## Task prompt:
Please copy every line with the string "Estimación" from the entries below.
*** Block opens ***
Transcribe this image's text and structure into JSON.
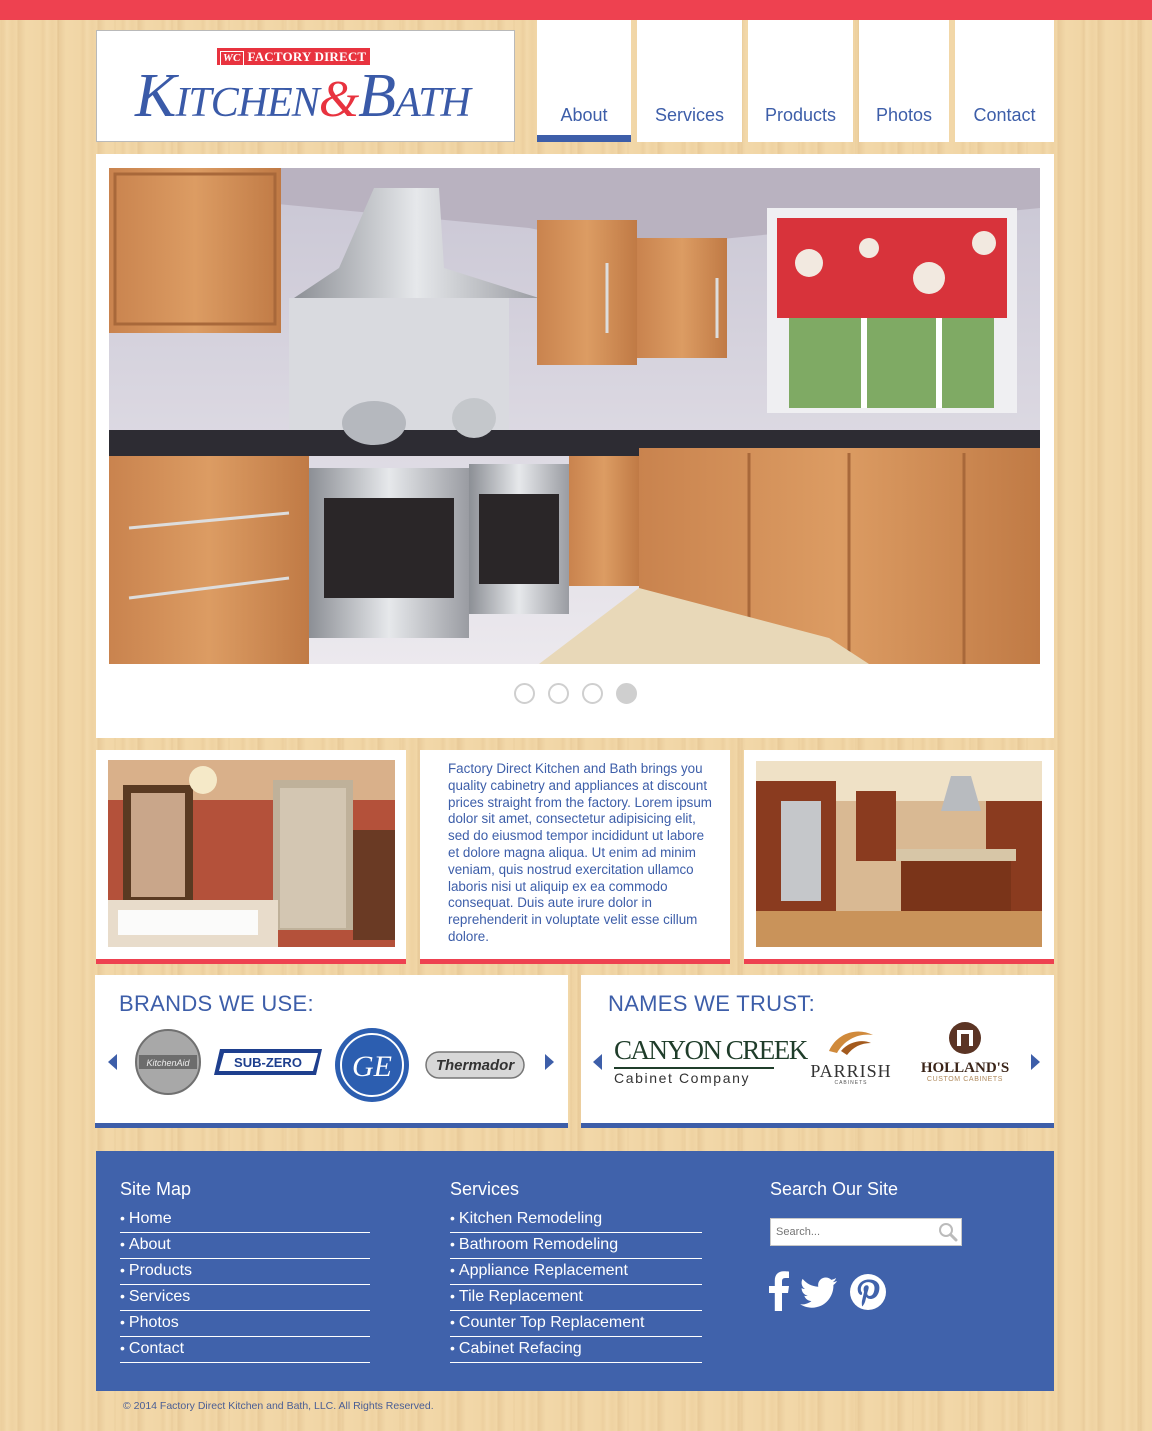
{
  "brand": {
    "tag": "FACTORY DIRECT",
    "tag_initials": "WC",
    "name_k": "K",
    "name_itchen": "ITCHEN",
    "amp": "&",
    "name_b": "B",
    "name_ath": "ATH"
  },
  "nav": [
    "About",
    "Services",
    "Products",
    "Photos",
    "Contact"
  ],
  "intro": "Factory Direct Kitchen and Bath brings you quality cabinetry and appliances at discount prices straight from the factory. Lorem ipsum dolor sit amet, consectetur adipisicing elit, sed do eiusmod tempor incididunt ut labore et dolore magna aliqua. Ut enim ad minim veniam, quis nostrud exercitation ullamco laboris nisi ut aliquip ex ea commodo consequat. Duis aute irure dolor in reprehenderit in voluptate velit esse cillum dolore.",
  "brands": {
    "title": "BRANDS WE USE:",
    "logos": [
      "KitchenAid",
      "SUB-ZERO",
      "GE",
      "Thermador"
    ]
  },
  "names": {
    "title": "NAMES WE TRUST:",
    "canyon_line1": "CANYON CREEK",
    "canyon_line2": "Cabinet Company",
    "parrish": "PARRISH",
    "parrish_sub": "CABINETS",
    "hollands": "HOLLAND'S",
    "hollands_sub": "CUSTOM CABINETS"
  },
  "footer": {
    "sitemap_title": "Site Map",
    "sitemap": [
      "Home",
      "About",
      "Products",
      "Services",
      "Photos",
      "Contact"
    ],
    "services_title": "Services",
    "services": [
      "Kitchen Remodeling",
      "Bathroom Remodeling",
      "Appliance Replacement",
      "Tile Replacement",
      "Counter Top Replacement",
      "Cabinet Refacing"
    ],
    "search_title": "Search Our Site",
    "search_placeholder": "Search..."
  },
  "copyright": "© 2014 Factory Direct Kitchen and Bath, LLC. All Rights Reserved.",
  "colors": {
    "accent_red": "#ee4150",
    "brand_blue": "#3d5ea9",
    "footer_blue": "#4062ab"
  },
  "slider": {
    "count": 4,
    "active": 4
  }
}
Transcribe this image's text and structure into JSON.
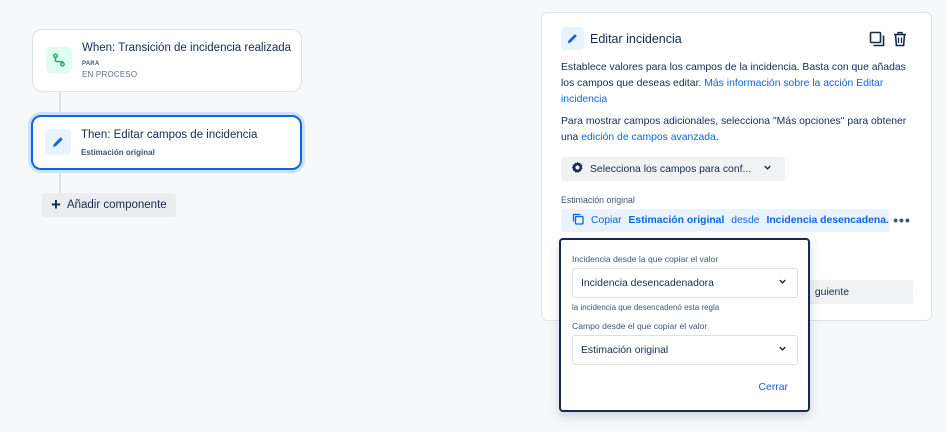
{
  "colors": {
    "accent": "#0c66e4",
    "text": "#172b4d",
    "subtle_text": "#44546f",
    "trigger_icon_bg": "#dcfff1",
    "trigger_icon_fg": "#22a06b",
    "action_icon_bg": "#e9f2ff",
    "selected_border": "#0c66e4"
  },
  "flow": {
    "trigger": {
      "title": "When: Transición de incidencia realizada",
      "to_label": "PARA",
      "to_value": "EN PROCESO",
      "icon": "branch-transition-icon"
    },
    "action": {
      "title": "Then: Editar campos de incidencia",
      "subtitle": "Estimación original",
      "icon": "pencil-icon"
    },
    "add_component_label": "Añadir componente"
  },
  "panel": {
    "title": "Editar incidencia",
    "description_prefix": "Establece valores para los campos de la incidencia. Basta con que añadas los campos que deseas editar. ",
    "description_link": "Más información sobre la acción Editar incidencia",
    "more_options_prefix": "Para mostrar campos adicionales, selecciona \"Más opciones\" para obtener una ",
    "more_options_link": "edición de campos avanzada",
    "more_options_suffix": ".",
    "select_fields_label": "Selecciona los campos para conf...",
    "field_label": "Estimación original",
    "copy_chip": {
      "prefix": "Copiar ",
      "field": "Estimación original",
      "middle": " desde ",
      "source": "Incidencia desencadena..."
    },
    "more_actions_label": "•••",
    "next_button_label": "guiente"
  },
  "popup": {
    "source_label": "Incidencia desde la que copiar el valor",
    "source_value": "Incidencia desencadenadora",
    "source_help": "la incidencia que desencadenó esta regla",
    "field_label": "Campo desde el que copiar el valor",
    "field_value": "Estimación original",
    "close_label": "Cerrar"
  }
}
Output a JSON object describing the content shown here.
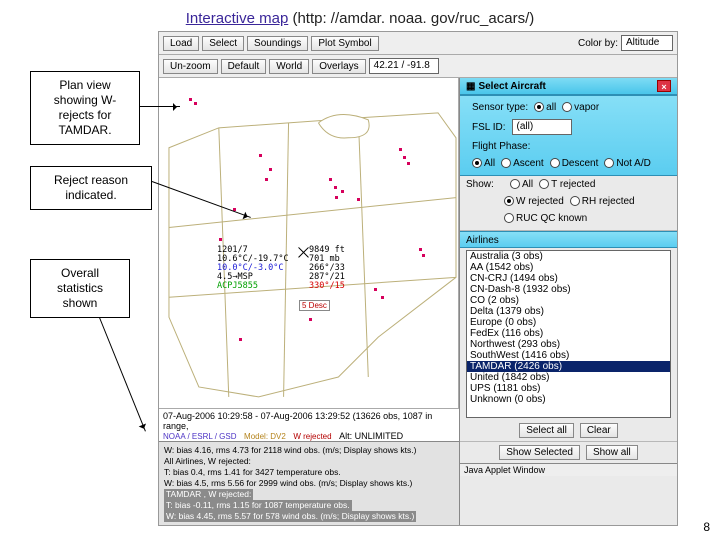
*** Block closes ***
## Answer below:
      "subtitle": "Estimación original",
    "field_label": "Estimación original",
      "field": "Estimación original",
    "field_value": "Estimación original",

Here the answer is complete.